“The passing of this EO is unjustifiable. What is their basis to reduce the tariffs? If their concern is inflation, we know that rice is not the main driver for the high inflation rates in the past few months. And there is ample supply, there is no urgent need to augment supply.” said Manuel Rosario, chairman of Pambansang Katipunan ng mga Samahan sa Kanayunan (PKSK) and convenor of the NMFS.
Last year, local rice production was at record high at 19.4 million MT and rice imports, on the other hand, was around 2.45 million MT. During the first quarter of 2021, rice production was around 4.63 million MT while imports was around 606 MT. The country’s rice inventory as of March 2021 is at 2.08 million MT. The Department of Agriculture (DA) even expressed that local production will likely reach 20.4 million MT for 2021.
While proponents of the Rice Trade Liberalization Law argued that freeing rice imports will lower domestic rice prices, statistics show that there has been a slight reduction of only 2.5% (both regular-milled rice and well-milled rice). Price of regular-miller rice went from PhP 37.89 in 2019 to PhP 36.93 in 2020, while well-milled rice went from PhP 42.73 in 2019 to PhP 41.67 in 2020. Such miniscule benefits could not compensate for the huge losses incurred by farmers amounting to PhP 40 billion. But again, this is the same justification that the Duterte administration would like us to believe.
If we look at rice prices in January 2021, well-milled rice prices reported at an average of P37.2/kg at wholesale and P41.05 at retail, while regular-milled rice was at an average of P33.12/kg at wholesale and P36.06/kg at retail. Sadly, consumers have not felt the price reduction effects of the RTL, and this new EO adds insult to injury. Clearly, the main benefactors of liberalized rice importation are big rice importing companies and banks.
According to the EO, the tariff reduction “took into consideration the increase in global rice prices, and the uncertainties surrounding the steady supply of rice in the country.” For Eduardo Mora, head convenor of the NMFS, this is irresponsible and is unfair to our local rice farmers. “The economic managers and the administration keep favoring importation. While addressing issues that affect consumers, the welfare and livelihood of our food producers should be at the forefront of their agenda.” he stated.
“The government should focus on how to help farmers increase their production and expand irrigated areas for rice cultivation. To maintain affordable rice prices and reduce pressure on inflation, government palay price support should be expanded, farmers should have access to post-harvest facilities such as dryers and warehouses, and consumers are ensured supply of cheap rice. However, RTL has reduced the function of NFA to mere buffer-stocking for emergency purposes, diminishing its role and intervention in rice trade and price stabilization, and practically leaving the supply of rice in the country at the hands of rice traders,” he added.

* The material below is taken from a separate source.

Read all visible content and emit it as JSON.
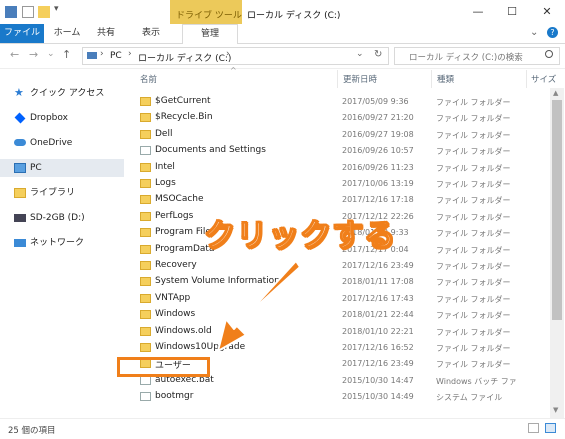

While the Rice Trade Liberalization Law provides for a Rice Competitiveness Enhancement Fund (RCEF) that will be derived from the tariffs imposed on rice imports, reduced revenues from the imposition of EO135 will be adding insult to injury. The RCEF, which is supposed to improve rice farmers’ competitiveness and income amidst liberalization of the Philippine rice trade, has done little to bail out rice farmers from bankruptcy.
The NMFS reiterates that liberalized rice importation does not spell food security for our country. On the opposite, the Rice Trade Liberalization Law has paved the way for dependence on rice imports as seen in our increasing rice imports from 2019 and now manifested by this recent executive action to further reduce import tariffs for rice coming from non-traditional sources even as farmers have vehemently protested against this law. The Duterte administration has failed the farmers by protecting their own livelihoods. It puts the interest first of traders and importers above that of the welfare of the people
We cannot rely on rice importation in the long run as it would be detrimental to our local rice industry and our own food security. We stress that we need to support our farmers first and protect our food sovereignty.